Exercise prompt:
Omit the pictures found among the records and print everything else exactly as it stands.

Source material:

════════

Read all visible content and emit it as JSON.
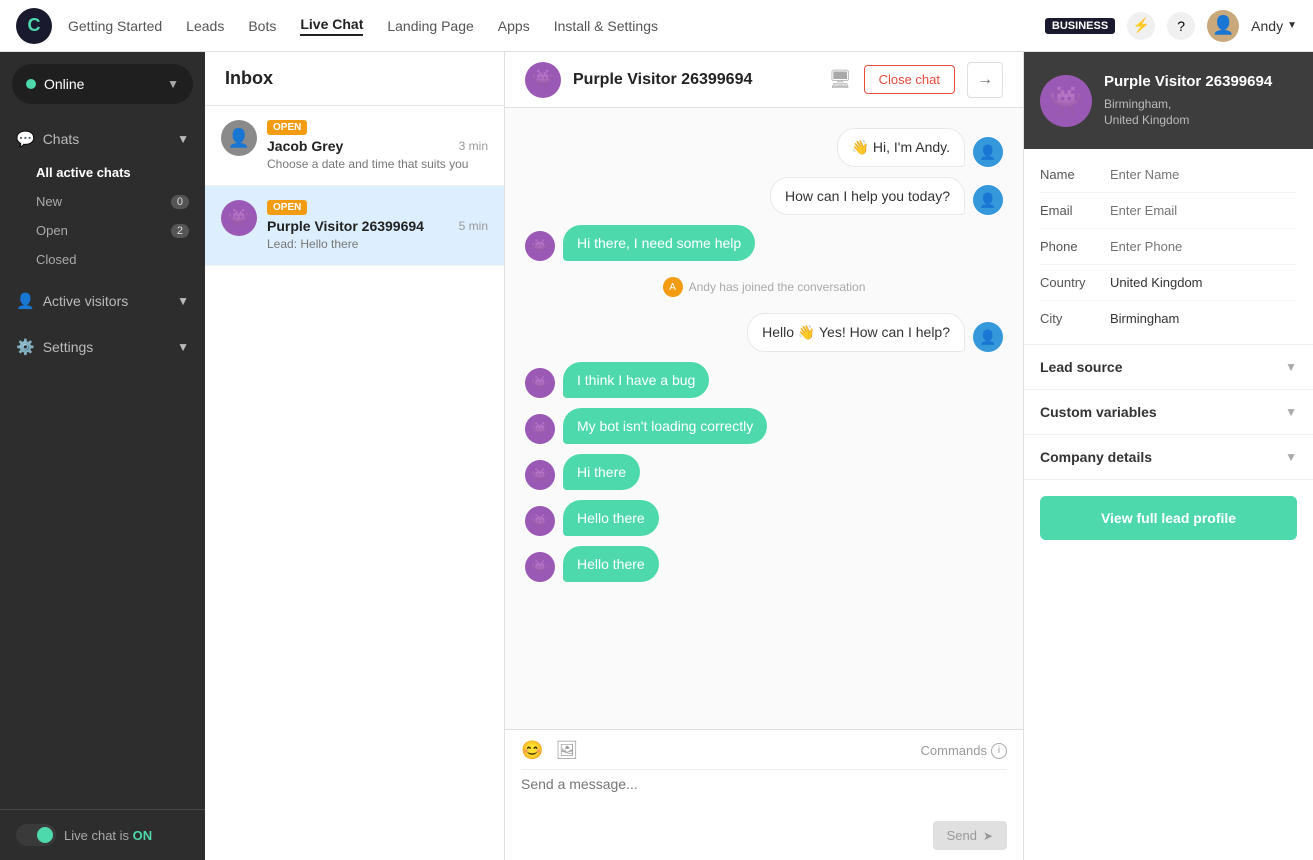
{
  "app": {
    "logo": "C",
    "nav_items": [
      {
        "label": "Getting Started",
        "active": false
      },
      {
        "label": "Leads",
        "active": false
      },
      {
        "label": "Bots",
        "active": false
      },
      {
        "label": "Live Chat",
        "active": true
      },
      {
        "label": "Landing Page",
        "active": false
      },
      {
        "label": "Apps",
        "active": false
      },
      {
        "label": "Install & Settings",
        "active": false
      }
    ],
    "business_badge": "BUSINESS",
    "user_name": "Andy",
    "user_avatar": "👤"
  },
  "sidebar": {
    "status": "Online",
    "sections": [
      {
        "label": "Chats",
        "icon": "💬",
        "sub_items": [
          {
            "label": "All active chats",
            "active": true,
            "count": null
          },
          {
            "label": "New",
            "active": false,
            "count": "0"
          },
          {
            "label": "Open",
            "active": false,
            "count": "2"
          },
          {
            "label": "Closed",
            "active": false,
            "count": null
          }
        ]
      },
      {
        "label": "Active visitors",
        "icon": "👤",
        "sub_items": []
      },
      {
        "label": "Settings",
        "icon": "⚙️",
        "sub_items": []
      }
    ],
    "live_chat_label": "Live chat is",
    "live_chat_status": "ON"
  },
  "inbox": {
    "title": "Inbox",
    "chats": [
      {
        "id": 1,
        "name": "Jacob Grey",
        "time": "3 min",
        "preview": "Choose a date and time that suits you",
        "status": "OPEN",
        "avatar": "👤",
        "active": false
      },
      {
        "id": 2,
        "name": "Purple Visitor 26399694",
        "time": "5 min",
        "preview": "Lead: Hello there",
        "status": "OPEN",
        "avatar": "👾",
        "active": true
      }
    ]
  },
  "chat": {
    "visitor_name": "Purple Visitor 26399694",
    "close_chat_label": "Close chat",
    "messages": [
      {
        "id": 1,
        "type": "agent",
        "text": "👋 Hi, I'm Andy.",
        "avatar": "👤"
      },
      {
        "id": 2,
        "type": "agent",
        "text": "How can I help you today?",
        "avatar": "👤"
      },
      {
        "id": 3,
        "type": "visitor",
        "text": "Hi there, I need some help",
        "avatar": "👾"
      },
      {
        "id": 4,
        "type": "system",
        "text": "Andy has joined the conversation"
      },
      {
        "id": 5,
        "type": "agent",
        "text": "Hello 👋 Yes! How can I help?",
        "avatar": "👤"
      },
      {
        "id": 6,
        "type": "visitor",
        "text": "I think I have a bug",
        "avatar": "👾"
      },
      {
        "id": 7,
        "type": "visitor",
        "text": "My bot isn't loading correctly",
        "avatar": "👾"
      },
      {
        "id": 8,
        "type": "visitor",
        "text": "Hi there",
        "avatar": "👾"
      },
      {
        "id": 9,
        "type": "visitor",
        "text": "Hello there",
        "avatar": "👾"
      },
      {
        "id": 10,
        "type": "visitor",
        "text": "Hello there",
        "avatar": "👾"
      }
    ],
    "input_placeholder": "Send a message...",
    "send_label": "Send",
    "commands_label": "Commands"
  },
  "right_panel": {
    "visitor": {
      "name": "Purple Visitor 26399694",
      "location": "Birmingham,\nUnited Kingdom",
      "avatar": "👾"
    },
    "fields": [
      {
        "label": "Name",
        "placeholder": "Enter Name",
        "value": ""
      },
      {
        "label": "Email",
        "placeholder": "Enter Email",
        "value": ""
      },
      {
        "label": "Phone",
        "placeholder": "Enter Phone",
        "value": ""
      },
      {
        "label": "Country",
        "placeholder": "",
        "value": "United Kingdom"
      },
      {
        "label": "City",
        "placeholder": "",
        "value": "Birmingham"
      }
    ],
    "sections": [
      {
        "label": "Lead source"
      },
      {
        "label": "Custom variables"
      },
      {
        "label": "Company details"
      }
    ],
    "view_profile_label": "View full lead profile"
  }
}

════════

Task response:
Read all visible content and emit it as JSON.
{
  "app": {
    "logo": "C",
    "nav_items": [
      {
        "label": "Getting Started",
        "active": false
      },
      {
        "label": "Leads",
        "active": false
      },
      {
        "label": "Bots",
        "active": false
      },
      {
        "label": "Live Chat",
        "active": true
      },
      {
        "label": "Landing Page",
        "active": false
      },
      {
        "label": "Apps",
        "active": false
      },
      {
        "label": "Install & Settings",
        "active": false
      }
    ],
    "business_badge": "BUSINESS",
    "user_name": "Andy",
    "user_avatar": "👤"
  },
  "sidebar": {
    "status": "Online",
    "sections": [
      {
        "label": "Chats",
        "icon": "💬",
        "sub_items": [
          {
            "label": "All active chats",
            "active": true,
            "count": null
          },
          {
            "label": "New",
            "active": false,
            "count": "0"
          },
          {
            "label": "Open",
            "active": false,
            "count": "2"
          },
          {
            "label": "Closed",
            "active": false,
            "count": null
          }
        ]
      },
      {
        "label": "Active visitors",
        "icon": "👤",
        "sub_items": []
      },
      {
        "label": "Settings",
        "icon": "⚙️",
        "sub_items": []
      }
    ],
    "live_chat_label": "Live chat is",
    "live_chat_status": "ON"
  },
  "inbox": {
    "title": "Inbox",
    "chats": [
      {
        "id": 1,
        "name": "Jacob Grey",
        "time": "3 min",
        "preview": "Choose a date and time that suits you",
        "status": "OPEN",
        "avatar": "👤",
        "active": false
      },
      {
        "id": 2,
        "name": "Purple Visitor 26399694",
        "time": "5 min",
        "preview": "Lead: Hello there",
        "status": "OPEN",
        "avatar": "👾",
        "active": true
      }
    ]
  },
  "chat": {
    "visitor_name": "Purple Visitor 26399694",
    "close_chat_label": "Close chat",
    "messages": [
      {
        "id": 1,
        "type": "agent",
        "text": "👋 Hi, I'm Andy.",
        "avatar": "👤"
      },
      {
        "id": 2,
        "type": "agent",
        "text": "How can I help you today?",
        "avatar": "👤"
      },
      {
        "id": 3,
        "type": "visitor",
        "text": "Hi there, I need some help",
        "avatar": "👾"
      },
      {
        "id": 4,
        "type": "system",
        "text": "Andy has joined the conversation"
      },
      {
        "id": 5,
        "type": "agent",
        "text": "Hello 👋 Yes! How can I help?",
        "avatar": "👤"
      },
      {
        "id": 6,
        "type": "visitor",
        "text": "I think I have a bug",
        "avatar": "👾"
      },
      {
        "id": 7,
        "type": "visitor",
        "text": "My bot isn't loading correctly",
        "avatar": "👾"
      },
      {
        "id": 8,
        "type": "visitor",
        "text": "Hi there",
        "avatar": "👾"
      },
      {
        "id": 9,
        "type": "visitor",
        "text": "Hello there",
        "avatar": "👾"
      },
      {
        "id": 10,
        "type": "visitor",
        "text": "Hello there",
        "avatar": "👾"
      }
    ],
    "input_placeholder": "Send a message...",
    "send_label": "Send",
    "commands_label": "Commands"
  },
  "right_panel": {
    "visitor": {
      "name": "Purple Visitor 26399694",
      "location": "Birmingham,\nUnited Kingdom",
      "avatar": "👾"
    },
    "fields": [
      {
        "label": "Name",
        "placeholder": "Enter Name",
        "value": ""
      },
      {
        "label": "Email",
        "placeholder": "Enter Email",
        "value": ""
      },
      {
        "label": "Phone",
        "placeholder": "Enter Phone",
        "value": ""
      },
      {
        "label": "Country",
        "placeholder": "",
        "value": "United Kingdom"
      },
      {
        "label": "City",
        "placeholder": "",
        "value": "Birmingham"
      }
    ],
    "sections": [
      {
        "label": "Lead source"
      },
      {
        "label": "Custom variables"
      },
      {
        "label": "Company details"
      }
    ],
    "view_profile_label": "View full lead profile"
  }
}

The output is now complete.